HHS Violist Honored

HHS Violist Honored

Sophomore is headed to China after being accepted into the International Honors Orchestra.

One Herndon High School student will have the chance of a lifetime when she travels to Beijing, China for one week next April as part of a select orchestral unit. Hannah Green, a 15-year-old sophomore violist, from Herndon, was selected to play in the International Honors Orchestra. The orchestra is made up of students from around the country and around the world. To be eligible, students must have attended one of 13 international schools.

"It's a tremendous honor," said Green. "I can't tell you how excited I am about the trip and the chance to live with other students and musicians from around the world."

Green says she is especially looking forward to the challenge of blending her sound with those of the other nearly 60 musicians. "There aren't that many people [in the orchestra]," she said. "It will be just great to play music at a higher level than I am used to."

Though she was born in Maryland and raised her entire life in Herndon, Green, whose father Chris, works for the State Department, lived in London for three years beginning in fifth grade. During her family's stay in England, Green attended the American School of London.

Only one year before, while Green was fourth grader at Dranesville Elementary School, she was introduced to the viola. "It's similar to the violin, but it is not the violin," the Herndon High sophomore said. "It's a deeper and richer sound. I loved it, right away."

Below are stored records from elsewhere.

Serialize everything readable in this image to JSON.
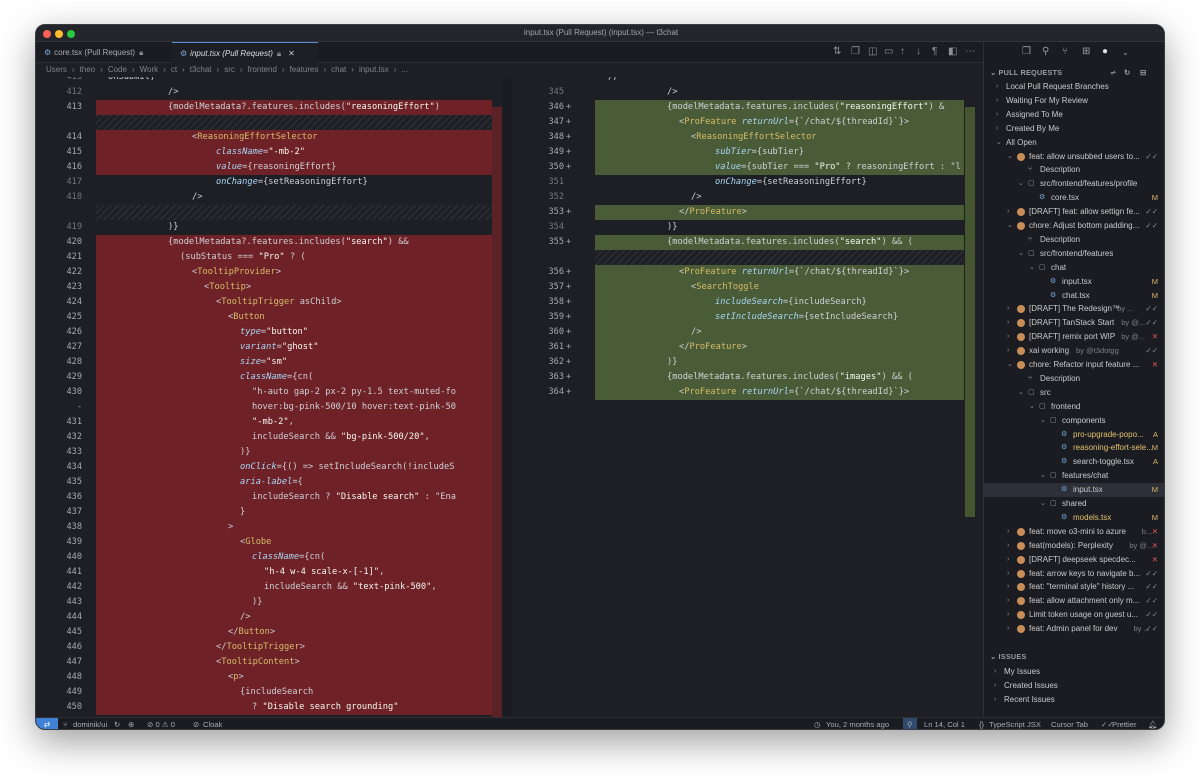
{
  "window": {
    "title": "input.tsx (Pull Request) (input.tsx) — t3chat"
  },
  "tabs": [
    {
      "label": "core.tsx (Pull Request)",
      "active": false
    },
    {
      "label": "input.tsx (Pull Request)",
      "active": true
    }
  ],
  "breadcrumb": [
    "Users",
    "theo",
    "Code",
    "Work",
    "ct",
    "t3chat",
    "src",
    "frontend",
    "features",
    "chat",
    "input.tsx",
    "..."
  ],
  "left_lines": [
    {
      "n": "413",
      "t": "onSubmit,",
      "k": "partial"
    },
    {
      "n": "412",
      "t": "/>",
      "k": "ctx",
      "i": 6
    },
    {
      "n": "413",
      "t": "{modelMetadata?.features.includes(\"reasoningEffort\")",
      "k": "del",
      "i": 6
    },
    {
      "n": "",
      "t": "",
      "k": "hatch"
    },
    {
      "n": "414",
      "t": "<ReasoningEffortSelector",
      "k": "del",
      "i": 8
    },
    {
      "n": "415",
      "t": "className=\"-mb-2\"",
      "k": "del",
      "i": 10
    },
    {
      "n": "416",
      "t": "value={reasoningEffort}",
      "k": "del",
      "i": 10
    },
    {
      "n": "417",
      "t": "onChange={setReasoningEffort}",
      "k": "ctx",
      "i": 10
    },
    {
      "n": "418",
      "t": "/>",
      "k": "ctx",
      "i": 8
    },
    {
      "n": "",
      "t": "",
      "k": "hatch"
    },
    {
      "n": "419",
      "t": ")}",
      "k": "ctx",
      "i": 6
    },
    {
      "n": "420",
      "t": "{modelMetadata?.features.includes(\"search\") &&",
      "k": "del",
      "i": 6
    },
    {
      "n": "421",
      "t": "(subStatus === \"Pro\" ? (",
      "k": "del",
      "i": 7
    },
    {
      "n": "422",
      "t": "<TooltipProvider>",
      "k": "del",
      "i": 8
    },
    {
      "n": "423",
      "t": "<Tooltip>",
      "k": "del",
      "i": 9
    },
    {
      "n": "424",
      "t": "<TooltipTrigger asChild>",
      "k": "del",
      "i": 10
    },
    {
      "n": "425",
      "t": "<Button",
      "k": "del",
      "i": 11
    },
    {
      "n": "426",
      "t": "type=\"button\"",
      "k": "del",
      "i": 12
    },
    {
      "n": "427",
      "t": "variant=\"ghost\"",
      "k": "del",
      "i": 12
    },
    {
      "n": "428",
      "t": "size=\"sm\"",
      "k": "del",
      "i": 12
    },
    {
      "n": "429",
      "t": "className={cn(",
      "k": "del",
      "i": 12
    },
    {
      "n": "430",
      "t": "\"h-auto gap-2 px-2 py-1.5 text-muted-fo",
      "k": "del",
      "i": 13
    },
    {
      "n": "-",
      "t": "hover:bg-pink-500/10 hover:text-pink-50",
      "k": "del",
      "i": 13
    },
    {
      "n": "431",
      "t": "\"-mb-2\",",
      "k": "del",
      "i": 13
    },
    {
      "n": "432",
      "t": "includeSearch && \"bg-pink-500/20\",",
      "k": "del",
      "i": 13
    },
    {
      "n": "433",
      "t": ")}",
      "k": "del",
      "i": 12
    },
    {
      "n": "434",
      "t": "onClick={() => setIncludeSearch(!includeS",
      "k": "del",
      "i": 12
    },
    {
      "n": "435",
      "t": "aria-label={",
      "k": "del",
      "i": 12
    },
    {
      "n": "436",
      "t": "includeSearch ? \"Disable search\" : \"Ena",
      "k": "del",
      "i": 13
    },
    {
      "n": "437",
      "t": "}",
      "k": "del",
      "i": 12
    },
    {
      "n": "438",
      "t": ">",
      "k": "del",
      "i": 11
    },
    {
      "n": "439",
      "t": "<Globe",
      "k": "del",
      "i": 12
    },
    {
      "n": "440",
      "t": "className={cn(",
      "k": "del",
      "i": 13
    },
    {
      "n": "441",
      "t": "\"h-4 w-4 scale-x-[-1]\",",
      "k": "del",
      "i": 14
    },
    {
      "n": "442",
      "t": "includeSearch && \"text-pink-500\",",
      "k": "del",
      "i": 14
    },
    {
      "n": "443",
      "t": ")}",
      "k": "del",
      "i": 13
    },
    {
      "n": "444",
      "t": "/>",
      "k": "del",
      "i": 12
    },
    {
      "n": "445",
      "t": "</Button>",
      "k": "del",
      "i": 11
    },
    {
      "n": "446",
      "t": "</TooltipTrigger>",
      "k": "del",
      "i": 10
    },
    {
      "n": "447",
      "t": "<TooltipContent>",
      "k": "del",
      "i": 10
    },
    {
      "n": "448",
      "t": "<p>",
      "k": "del",
      "i": 11
    },
    {
      "n": "449",
      "t": "{includeSearch",
      "k": "del",
      "i": 12
    },
    {
      "n": "450",
      "t": "? \"Disable search grounding\"",
      "k": "del",
      "i": 13
    }
  ],
  "right_lines": [
    {
      "n": "",
      "t": "),",
      "k": "partial",
      "m": ""
    },
    {
      "n": "345",
      "t": "/>",
      "k": "ctx",
      "i": 6,
      "m": ""
    },
    {
      "n": "346",
      "t": "{modelMetadata.features.includes(\"reasoningEffort\") &",
      "k": "add",
      "i": 6,
      "m": "+"
    },
    {
      "n": "347",
      "t": "<ProFeature returnUrl={`/chat/${threadId}`}>",
      "k": "add",
      "i": 7,
      "m": "+"
    },
    {
      "n": "348",
      "t": "<ReasoningEffortSelector",
      "k": "add",
      "i": 8,
      "m": "+"
    },
    {
      "n": "349",
      "t": "subTier={subTier}",
      "k": "add",
      "i": 10,
      "m": "+"
    },
    {
      "n": "350",
      "t": "value={subTier === \"Pro\" ? reasoningEffort : \"l",
      "k": "add",
      "i": 10,
      "m": "+"
    },
    {
      "n": "351",
      "t": "onChange={setReasoningEffort}",
      "k": "ctx",
      "i": 10,
      "m": ""
    },
    {
      "n": "352",
      "t": "/>",
      "k": "ctx",
      "i": 8,
      "m": ""
    },
    {
      "n": "353",
      "t": "</ProFeature>",
      "k": "add",
      "i": 7,
      "m": "+"
    },
    {
      "n": "354",
      "t": ")}",
      "k": "ctx",
      "i": 6,
      "m": ""
    },
    {
      "n": "355",
      "t": "{modelMetadata.features.includes(\"search\") && (",
      "k": "add",
      "i": 6,
      "m": "+"
    },
    {
      "n": "",
      "t": "",
      "k": "hatch",
      "m": ""
    },
    {
      "n": "356",
      "t": "<ProFeature returnUrl={`/chat/${threadId}`}>",
      "k": "add",
      "i": 7,
      "m": "+"
    },
    {
      "n": "357",
      "t": "<SearchToggle",
      "k": "add",
      "i": 8,
      "m": "+"
    },
    {
      "n": "358",
      "t": "includeSearch={includeSearch}",
      "k": "add",
      "i": 10,
      "m": "+"
    },
    {
      "n": "359",
      "t": "setIncludeSearch={setIncludeSearch}",
      "k": "add",
      "i": 10,
      "m": "+"
    },
    {
      "n": "360",
      "t": "/>",
      "k": "add",
      "i": 8,
      "m": "+"
    },
    {
      "n": "361",
      "t": "</ProFeature>",
      "k": "add",
      "i": 7,
      "m": "+"
    },
    {
      "n": "362",
      "t": ")}",
      "k": "add",
      "i": 6,
      "m": "+"
    },
    {
      "n": "363",
      "t": "{modelMetadata.features.includes(\"images\") && (",
      "k": "add",
      "i": 6,
      "m": "+"
    },
    {
      "n": "364",
      "t": "<ProFeature returnUrl={`/chat/${threadId}`}>",
      "k": "add",
      "i": 7,
      "m": "+"
    }
  ],
  "sidebar": {
    "pull_requests_header": "PULL REQUESTS",
    "issues_header": "ISSUES",
    "items": [
      {
        "label": "Local Pull Request Branches",
        "d": 0,
        "c": ">",
        "b": ""
      },
      {
        "label": "Waiting For My Review",
        "d": 0,
        "c": ">",
        "b": ""
      },
      {
        "label": "Assigned To Me",
        "d": 0,
        "c": ">",
        "b": ""
      },
      {
        "label": "Created By Me",
        "d": 0,
        "c": ">",
        "b": ""
      },
      {
        "label": "All Open",
        "d": 0,
        "c": "v",
        "b": ""
      },
      {
        "label": "feat: allow unsubbed users to...",
        "d": 1,
        "c": "v",
        "b": "✓✓",
        "a": true
      },
      {
        "label": "Description",
        "d": 2,
        "c": "",
        "b": "",
        "ic": "desc"
      },
      {
        "label": "src/frontend/features/profile",
        "d": 2,
        "c": "v",
        "b": "",
        "ic": "folder"
      },
      {
        "label": "core.tsx",
        "d": 3,
        "c": "",
        "b": "M",
        "ic": "file"
      },
      {
        "label": "[DRAFT] feat: allow settign fe...",
        "d": 1,
        "c": ">",
        "b": "✓✓",
        "a": true
      },
      {
        "label": "chore: Adjust bottom padding...",
        "d": 1,
        "c": "v",
        "b": "✓✓",
        "a": true
      },
      {
        "label": "Description",
        "d": 2,
        "c": "",
        "b": "",
        "ic": "desc"
      },
      {
        "label": "src/frontend/features",
        "d": 2,
        "c": "v",
        "b": "",
        "ic": "folder"
      },
      {
        "label": "chat",
        "d": 3,
        "c": "v",
        "b": "",
        "ic": "folder"
      },
      {
        "label": "input.tsx",
        "d": 4,
        "c": "",
        "b": "M",
        "ic": "file"
      },
      {
        "label": "chat.tsx",
        "d": 4,
        "c": "",
        "b": "M",
        "ic": "file"
      },
      {
        "label": "[DRAFT] The Redesign™",
        "sub": "by ...",
        "d": 1,
        "c": ">",
        "b": "✓✓",
        "a": true
      },
      {
        "label": "[DRAFT] TanStack Start",
        "sub": "by @...",
        "d": 1,
        "c": ">",
        "b": "✓✓",
        "a": true
      },
      {
        "label": "[DRAFT] remix port WIP",
        "sub": "by @...",
        "d": 1,
        "c": ">",
        "b": "✕",
        "a": true
      },
      {
        "label": "xai working",
        "sub": "by @t3dotgg",
        "d": 1,
        "c": ">",
        "b": "✓✓",
        "a": true
      },
      {
        "label": "chore: Refactor input feature ...",
        "d": 1,
        "c": "v",
        "b": "✕",
        "a": true
      },
      {
        "label": "Description",
        "d": 2,
        "c": "",
        "b": "",
        "ic": "desc"
      },
      {
        "label": "src",
        "d": 2,
        "c": "v",
        "b": "",
        "ic": "folder"
      },
      {
        "label": "frontend",
        "d": 3,
        "c": "v",
        "b": "",
        "ic": "folder"
      },
      {
        "label": "components",
        "d": 4,
        "c": "v",
        "b": "",
        "ic": "folder"
      },
      {
        "label": "pro-upgrade-popo...",
        "d": 5,
        "c": "",
        "b": "A",
        "ic": "file",
        "y": true
      },
      {
        "label": "reasoning-effort-sele...",
        "d": 5,
        "c": "",
        "b": "M",
        "ic": "file",
        "y": true
      },
      {
        "label": "search-toggle.tsx",
        "d": 5,
        "c": "",
        "b": "A",
        "ic": "file"
      },
      {
        "label": "features/chat",
        "d": 4,
        "c": "v",
        "b": "",
        "ic": "folder"
      },
      {
        "label": "input.tsx",
        "d": 5,
        "c": "",
        "b": "M",
        "ic": "file",
        "sel": true
      },
      {
        "label": "shared",
        "d": 4,
        "c": "v",
        "b": "",
        "ic": "folder"
      },
      {
        "label": "models.tsx",
        "d": 5,
        "c": "",
        "b": "M",
        "ic": "file",
        "y": true
      },
      {
        "label": "feat: move o3-mini to azure",
        "sub": "b...",
        "d": 1,
        "c": ">",
        "b": "✕",
        "a": true
      },
      {
        "label": "feat(models): Perplexity",
        "sub": "by @...",
        "d": 1,
        "c": ">",
        "b": "✕",
        "a": true
      },
      {
        "label": "[DRAFT] deepseek specdec...",
        "d": 1,
        "c": ">",
        "b": "✕",
        "a": true
      },
      {
        "label": "feat: arrow keys to navigate b...",
        "d": 1,
        "c": ">",
        "b": "✓✓",
        "a": true
      },
      {
        "label": "feat: \"terminal style\" history ...",
        "d": 1,
        "c": ">",
        "b": "✓✓",
        "a": true
      },
      {
        "label": "feat: allow attachment only m...",
        "d": 1,
        "c": ">",
        "b": "✓✓",
        "a": true
      },
      {
        "label": "Limit token usage on guest u...",
        "d": 1,
        "c": ">",
        "b": "✓✓",
        "a": true
      },
      {
        "label": "feat: Admin panel for dev",
        "sub": "by ...",
        "d": 1,
        "c": ">",
        "b": "✓✓",
        "a": true
      }
    ],
    "issues": [
      "My Issues",
      "Created Issues",
      "Recent Issues"
    ]
  },
  "statusbar": {
    "branch": "dominik/ui",
    "problems": "⊘ 0 ⚠ 0",
    "cloak": "Cloak",
    "blame": "You, 2 months ago",
    "position": "Ln 14, Col 1",
    "language": "TypeScript JSX",
    "cursor_tab": "Cursor Tab",
    "prettier": "Prettier"
  },
  "colors": {
    "deleted": "#6e2228",
    "added": "#4a5c37",
    "accent": "#3f82d6"
  }
}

<b>WHILE IN LONDON</b>, Green's interest in her stringed instrument of choice increased dramatically. But her parents credit Fairfax County Public School's emphasis on introductory music instruction with igniting the spark in their daughter's interest in music. "She certainly didn't get it from me," her dad said. "I can't even read music."

Her mom, Susan, agreed. "It wasn't me either," she said. "I can't carry a note to save my life. But she loves it and she is good at it. We are very proud."

Despite her own musical shortcomings, Susan Green said she always wanted her four children to be exposed to music. Her son Russell plays the base clarinet and another daughter, Chelsea, plays the violin. "I wanted them to at least try," she said. "But there has never been any pressure to stay with it."

Green's parents said it is important for their daughter to try and keep a balance between music, sports, academics and a social life. "We aren't stage parents," Susan Green said. "With Hannah, we've never been worried. She is so good at managing her life, she is such a perfectionist."

Green thanked her parents for their role in her rise as a musician. "If you are overly forced to play, it can really drive you away."

In addition to her class with Herndon High symphonic orchestra teacher Ron Dillard, Green estimates that she practices at home about four to six hours a week. On Saturday mornings, Green, who also runs track at Herndon, has practice with her private viola instructor Raymond Scavelli. Scavelli recently retired from the National Symphony Orchestra after 40 years of service.

"I don't come cheap and my students know not to come into my studio unprepared," Scavelli said. "Hannah knows she is dealing with a professional and she always comes in prepared."

For her part, Green says her weekly one and a half hour lessons are fifty percent philosophy discussion. "He teaches me about music and he teaches me about life," she said of her instructor.

"I look at my time with my younger students especially, as a chance to impart some wisdom and life lessons," Scavelli said. "I think, since it isn't a lecture from their parents, they might actually listen to me."

While Green admits she is very organized and a perfectionist, she credits Scavelli with instilling her with a greater sense of discipline. "With him, you have to be focused and disciplined," she said. "Sure, there are some Friday nights where I wish I was out having fun, but I know I have to be in Manassas early Saturday morning. It's practice, practice, practice."

<b>THE PRACTICE HAS PAID OFF</b> and come April, Green will jet off to China. Around 30 violist players tried out for one of only eight viola chairs in the International Honors Orchestra. "It took me 56 years to get to China and Hannah is going next year," said Scavelli, who along with Dillard helped with Green's try-out tape. "Being one of only eight viola players is a tremendous honor — no doubt about it."

Susan Green said she would love to go with her daughter on the week-long musical trek, but the $5,000 price tag is a little too steep, she thinks. "I am a little unnerved at her going all the way there by herself," she said. "So we will see."

While she waits to play her viola in China, Green will continue playing for the orchestra at Herndon High where, as a sophomore, she is already first chair. China will not be Green's first global musical adventure. While she lived in London, she played in Belgium under the guidance of the director of the world-renowned Vienna Boy's Choir. During her freshman year at Herndon, the orchestra traveled to Toronto and Orlando to perform.

"Fairfax County and Herndon High especially really puts a fantastic emphasis on music," said Chris Green. "It is a testament to their dedication and it has been great for Hannah."

While Green is enjoying playing music right now, she is not, yet, sure she wants become a professional musician after she graduates college. The AP student thinks she might like to a writer, a Spanish translator or a psychologist. "Music is a tough business, you really have to know if that is what you want to do," she said. "I don't know that, yet."